### [AIM OF THE EXERCISE]
Return each record word for word, keeping none of its pictures.

###

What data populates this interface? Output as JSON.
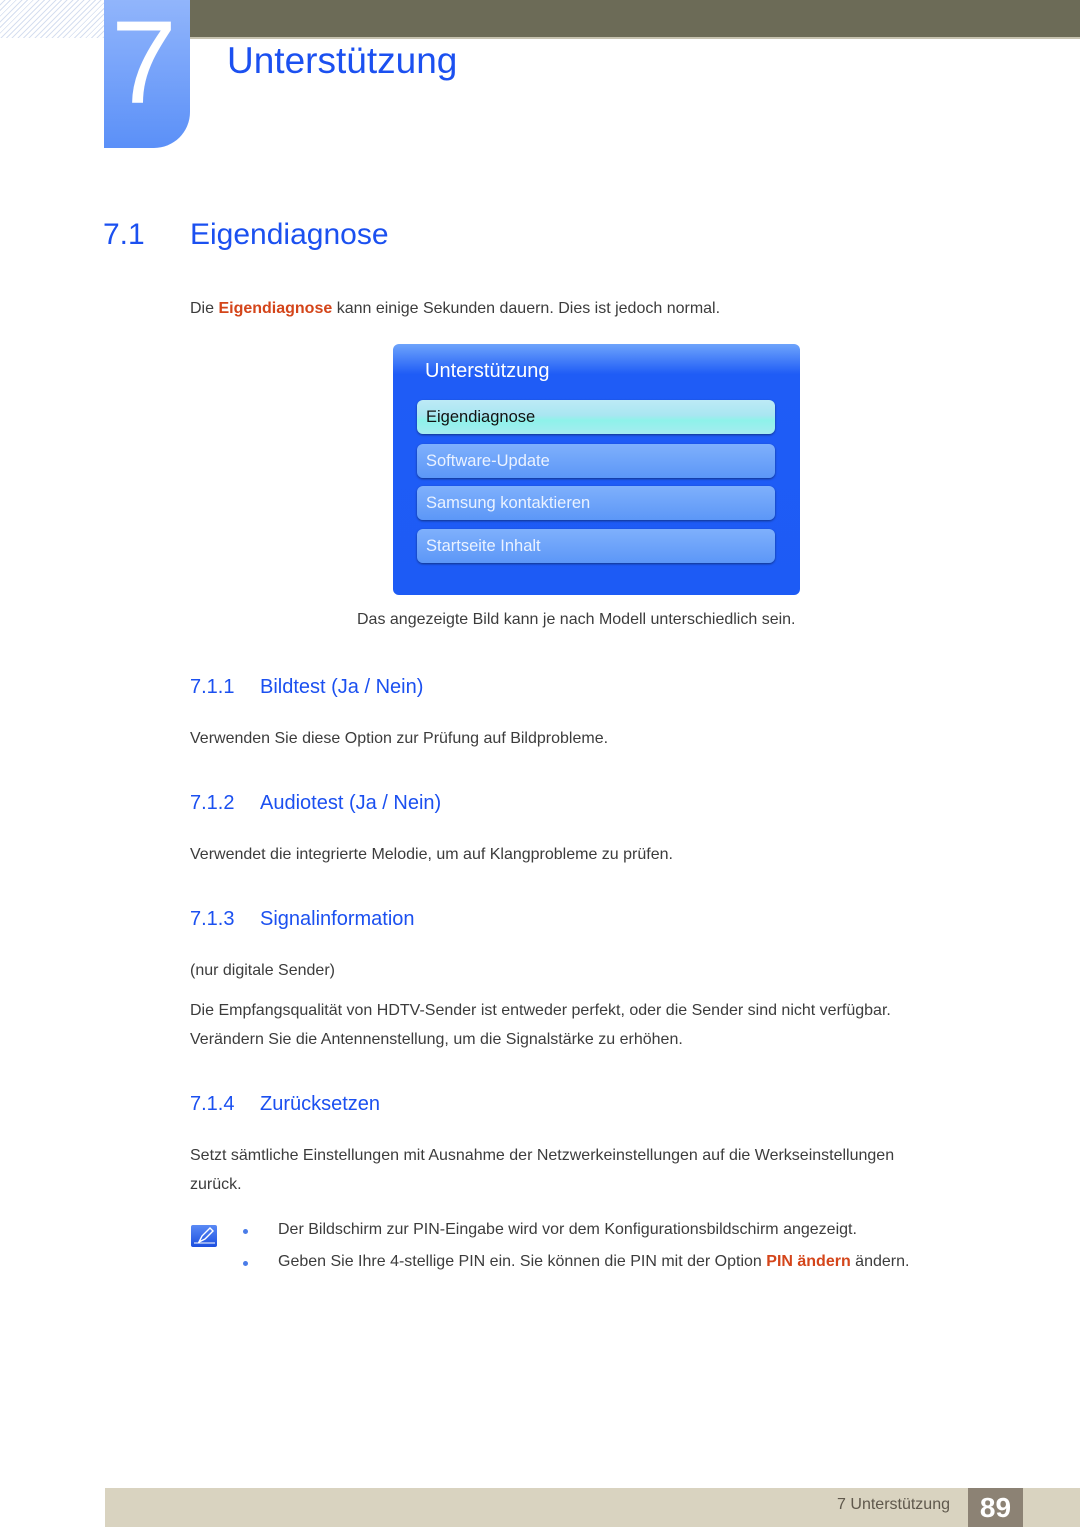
{
  "header": {
    "chapter_number": "7",
    "chapter_title": "Unterstützung"
  },
  "section": {
    "number": "7.1",
    "title": "Eigendiagnose",
    "intro_prefix": "Die ",
    "intro_highlight": "Eigendiagnose",
    "intro_suffix": " kann einige Sekunden dauern. Dies ist jedoch normal."
  },
  "menu_screenshot": {
    "title": "Unterstützung",
    "items": [
      {
        "label": "Eigendiagnose",
        "selected": true
      },
      {
        "label": "Software-Update",
        "selected": false
      },
      {
        "label": "Samsung kontaktieren",
        "selected": false
      },
      {
        "label": "Startseite Inhalt",
        "selected": false
      }
    ],
    "caption": "Das angezeigte Bild kann je nach Modell unterschiedlich sein."
  },
  "subsections": [
    {
      "number": "7.1.1",
      "title": "Bildtest (Ja / Nein)",
      "text": "Verwenden Sie diese Option zur Prüfung auf Bildprobleme."
    },
    {
      "number": "7.1.2",
      "title": "Audiotest (Ja / Nein)",
      "text": "Verwendet die integrierte Melodie, um auf Klangprobleme zu prüfen."
    },
    {
      "number": "7.1.3",
      "title": "Signalinformation",
      "note": "(nur digitale Sender)",
      "text_line1": "Die Empfangsqualität von HDTV-Sender ist entweder perfekt, oder die Sender sind nicht verfügbar.",
      "text_line2": "Verändern Sie die Antennenstellung, um die Signalstärke zu erhöhen."
    },
    {
      "number": "7.1.4",
      "title": "Zurücksetzen",
      "text_line1": "Setzt sämtliche Einstellungen mit Ausnahme der Netzwerkeinstellungen auf die Werkseinstellungen",
      "text_line2": "zurück."
    }
  ],
  "notes": {
    "icon": "note-pencil-icon",
    "bullets": [
      {
        "text": "Der Bildschirm zur PIN-Eingabe wird vor dem Konfigurationsbildschirm angezeigt."
      },
      {
        "prefix": "Geben Sie Ihre 4-stellige PIN ein. Sie können die PIN mit der Option ",
        "highlight": "PIN ändern",
        "suffix": " ändern."
      }
    ]
  },
  "footer": {
    "label": "7 Unterstützung",
    "page_number": "89"
  },
  "colors": {
    "heading_blue": "#1b50f0",
    "highlight_orange": "#d4451a",
    "topbar": "#6c6b57",
    "footer_bg": "#d9d3c0",
    "page_num_bg": "#8c8274"
  }
}
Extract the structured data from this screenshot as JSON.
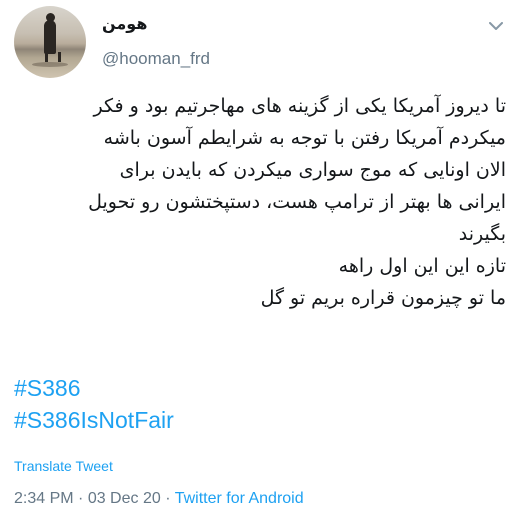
{
  "author": {
    "name": "هومن",
    "handle": "@hooman_frd",
    "avatar_icon": "avatar-photo"
  },
  "tweet": {
    "lines": [
      "تا دیروز آمریکا یکی از گزینه های مهاجرتیم بود و فکر",
      "میکردم آمریکا رفتن با توجه به شرایطم آسون باشه",
      "الان اونایی که موج سواری میکردن که بایدن برای",
      "ایرانی ها بهتر از ترامپ هست، دستپختشون رو تحویل",
      "بگیرند",
      "تازه این این اول راهه",
      "ما تو چیزمون قراره بریم تو گل"
    ],
    "hashtags": [
      "#S386",
      "#S386IsNotFair"
    ],
    "translate_label": "Translate Tweet",
    "time": "2:34 PM",
    "separator": " · ",
    "date": "03 Dec 20",
    "source": "Twitter for Android"
  },
  "colors": {
    "link": "#1da1f2",
    "muted": "#657786",
    "text": "#14171a"
  },
  "icons": {
    "menu": "chevron-down-icon"
  }
}
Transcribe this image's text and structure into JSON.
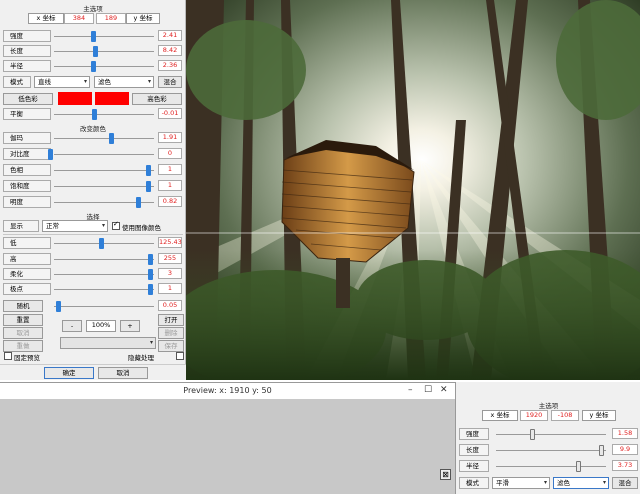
{
  "left": {
    "main_title": "主选项",
    "x_tab": "x 坐标",
    "x_val": "384",
    "y_val": "189",
    "y_tab": "y 坐标",
    "rows": [
      {
        "label": "强度",
        "value": "2.41",
        "pos": 0.78
      },
      {
        "label": "长度",
        "value": "8.42",
        "pos": 0.8
      },
      {
        "label": "半径",
        "value": "2.36",
        "pos": 0.78
      }
    ],
    "mode_label": "模式",
    "mode_select": "直线",
    "blend_select": "滤色",
    "blend_btn": "混合",
    "low_color": "低色彩",
    "high_color": "高色彩",
    "color_swatch": "#ff0000",
    "balance_label": "平衡",
    "balance_value": "-0.01",
    "balance_pos": 0.5,
    "change_color_title": "改变颜色",
    "color_rows": [
      {
        "label": "伽玛",
        "value": "1.91",
        "pos": 0.6
      },
      {
        "label": "对比度",
        "value": "0",
        "pos": 0.0
      },
      {
        "label": "色相",
        "value": "1",
        "pos": 1.0
      },
      {
        "label": "饱和度",
        "value": "1",
        "pos": 1.0
      },
      {
        "label": "明度",
        "value": "0.82",
        "pos": 0.9
      }
    ],
    "select_title": "选择",
    "display_label": "显示",
    "display_select": "正常",
    "use_image_color": "使用图像颜色",
    "select_rows": [
      {
        "label": "低",
        "value": "125.43",
        "pos": 0.5
      },
      {
        "label": "高",
        "value": "255",
        "pos": 1.0
      },
      {
        "label": "柔化",
        "value": "3",
        "pos": 1.0
      },
      {
        "label": "极点",
        "value": "1",
        "pos": 1.0
      }
    ],
    "random_label": "随机",
    "random_value": "0.05",
    "random_pos": 0.05,
    "reset_btn": "重置",
    "cancel_gray_btn": "取消",
    "redo_btn": "重做",
    "minus_btn": "-",
    "zoom": "100%",
    "plus_btn": "+",
    "open_btn": "打开",
    "delete_btn": "删除",
    "save_btn": "保存",
    "fixed_preview": "固定预览",
    "hide_processing": "隐藏处理",
    "ok_btn": "确定",
    "cancel_btn": "取消"
  },
  "preview": {
    "title": "Preview:  x: 1910  y: 50"
  },
  "right": {
    "main_title": "主选项",
    "x_tab": "x 坐标",
    "x_val": "1920",
    "y_val": "-108",
    "y_tab": "y 坐标",
    "rows": [
      {
        "label": "强度",
        "value": "1.58",
        "pos": 0.3
      },
      {
        "label": "长度",
        "value": "9.9",
        "pos": 0.95
      },
      {
        "label": "半径",
        "value": "3.73",
        "pos": 0.75
      }
    ],
    "mode_label": "模式",
    "mode_select": "平滑",
    "blend_select": "滤色",
    "blend_btn": "混合"
  }
}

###

### [YOUR SOLUTION]
What data populates this interface? Output as JSON.
{
  "header": {
    "chapter_number": "7",
    "chapter_title": "Unterstützung"
  },
  "section": {
    "number": "7.1",
    "title": "Eigendiagnose",
    "intro_prefix": "Die ",
    "intro_highlight": "Eigendiagnose",
    "intro_suffix": " kann einige Sekunden dauern. Dies ist jedoch normal."
  },
  "menu_screenshot": {
    "title": "Unterstützung",
    "items": [
      {
        "label": "Eigendiagnose",
        "selected": true
      },
      {
        "label": "Software-Update",
        "selected": false
      },
      {
        "label": "Samsung kontaktieren",
        "selected": false
      },
      {
        "label": "Startseite Inhalt",
        "selected": false
      }
    ],
    "caption": "Das angezeigte Bild kann je nach Modell unterschiedlich sein."
  },
  "subsections": [
    {
      "number": "7.1.1",
      "title": "Bildtest (Ja / Nein)",
      "text": "Verwenden Sie diese Option zur Prüfung auf Bildprobleme."
    },
    {
      "number": "7.1.2",
      "title": "Audiotest (Ja / Nein)",
      "text": "Verwendet die integrierte Melodie, um auf Klangprobleme zu prüfen."
    },
    {
      "number": "7.1.3",
      "title": "Signalinformation",
      "note": "(nur digitale Sender)",
      "text_line1": "Die Empfangsqualität von HDTV-Sender ist entweder perfekt, oder die Sender sind nicht verfügbar.",
      "text_line2": "Verändern Sie die Antennenstellung, um die Signalstärke zu erhöhen."
    },
    {
      "number": "7.1.4",
      "title": "Zurücksetzen",
      "text_line1": "Setzt sämtliche Einstellungen mit Ausnahme der Netzwerkeinstellungen auf die Werkseinstellungen",
      "text_line2": "zurück."
    }
  ],
  "notes": {
    "icon": "note-pencil-icon",
    "bullets": [
      {
        "text": "Der Bildschirm zur PIN-Eingabe wird vor dem Konfigurationsbildschirm angezeigt."
      },
      {
        "prefix": "Geben Sie Ihre 4-stellige PIN ein. Sie können die PIN mit der Option ",
        "highlight": "PIN ändern",
        "suffix": " ändern."
      }
    ]
  },
  "footer": {
    "label": "7 Unterstützung",
    "page_number": "89"
  },
  "colors": {
    "heading_blue": "#1b50f0",
    "highlight_orange": "#d4451a",
    "topbar": "#6c6b57",
    "footer_bg": "#d9d3c0",
    "page_num_bg": "#8c8274"
  }
}
Extract the structured data from this screenshot as JSON.
{
  "author": {
    "name": "هومن",
    "handle": "@hooman_frd",
    "avatar_icon": "avatar-photo"
  },
  "tweet": {
    "lines": [
      "تا دیروز آمریکا یکی از گزینه های مهاجرتیم بود و فکر",
      "میکردم آمریکا رفتن با توجه به شرایطم آسون باشه",
      "الان اونایی که موج سواری میکردن که بایدن برای",
      "ایرانی ها بهتر از ترامپ هست، دستپختشون رو تحویل",
      "بگیرند",
      "تازه این این اول راهه",
      "ما تو چیزمون قراره بریم تو گل"
    ],
    "hashtags": [
      "#S386",
      "#S386IsNotFair"
    ],
    "translate_label": "Translate Tweet",
    "time": "2:34 PM",
    "separator": " · ",
    "date": "03 Dec 20",
    "source": "Twitter for Android"
  },
  "colors": {
    "link": "#1da1f2",
    "muted": "#657786",
    "text": "#14171a"
  },
  "icons": {
    "menu": "chevron-down-icon"
  }
}
Transcribe this image's text and structure into JSON.
{
  "left": {
    "main_title": "主选项",
    "x_tab": "x 坐标",
    "x_val": "384",
    "y_val": "189",
    "y_tab": "y 坐标",
    "rows": [
      {
        "label": "强度",
        "value": "2.41",
        "pos": 0.78
      },
      {
        "label": "长度",
        "value": "8.42",
        "pos": 0.8
      },
      {
        "label": "半径",
        "value": "2.36",
        "pos": 0.78
      }
    ],
    "mode_label": "模式",
    "mode_select": "直线",
    "blend_select": "滤色",
    "blend_btn": "混合",
    "low_color": "低色彩",
    "high_color": "高色彩",
    "color_swatch": "#ff0000",
    "balance_label": "平衡",
    "balance_value": "-0.01",
    "balance_pos": 0.5,
    "change_color_title": "改变颜色",
    "color_rows": [
      {
        "label": "伽玛",
        "value": "1.91",
        "pos": 0.6
      },
      {
        "label": "对比度",
        "value": "0",
        "pos": 0.0
      },
      {
        "label": "色相",
        "value": "1",
        "pos": 1.0
      },
      {
        "label": "饱和度",
        "value": "1",
        "pos": 1.0
      },
      {
        "label": "明度",
        "value": "0.82",
        "pos": 0.9
      }
    ],
    "select_title": "选择",
    "display_label": "显示",
    "display_select": "正常",
    "use_image_color": "使用图像颜色",
    "select_rows": [
      {
        "label": "低",
        "value": "125.43",
        "pos": 0.5
      },
      {
        "label": "高",
        "value": "255",
        "pos": 1.0
      },
      {
        "label": "柔化",
        "value": "3",
        "pos": 1.0
      },
      {
        "label": "极点",
        "value": "1",
        "pos": 1.0
      }
    ],
    "random_label": "随机",
    "random_value": "0.05",
    "random_pos": 0.05,
    "reset_btn": "重置",
    "cancel_gray_btn": "取消",
    "redo_btn": "重做",
    "minus_btn": "-",
    "zoom": "100%",
    "plus_btn": "+",
    "open_btn": "打开",
    "delete_btn": "删除",
    "save_btn": "保存",
    "fixed_preview": "固定预览",
    "hide_processing": "隐藏处理",
    "ok_btn": "确定",
    "cancel_btn": "取消"
  },
  "preview": {
    "title": "Preview:  x: 1910  y: 50"
  },
  "right": {
    "main_title": "主选项",
    "x_tab": "x 坐标",
    "x_val": "1920",
    "y_val": "-108",
    "y_tab": "y 坐标",
    "rows": [
      {
        "label": "强度",
        "value": "1.58",
        "pos": 0.3
      },
      {
        "label": "长度",
        "value": "9.9",
        "pos": 0.95
      },
      {
        "label": "半径",
        "value": "3.73",
        "pos": 0.75
      }
    ],
    "mode_label": "模式",
    "mode_select": "平滑",
    "blend_select": "滤色",
    "blend_btn": "混合"
  }
}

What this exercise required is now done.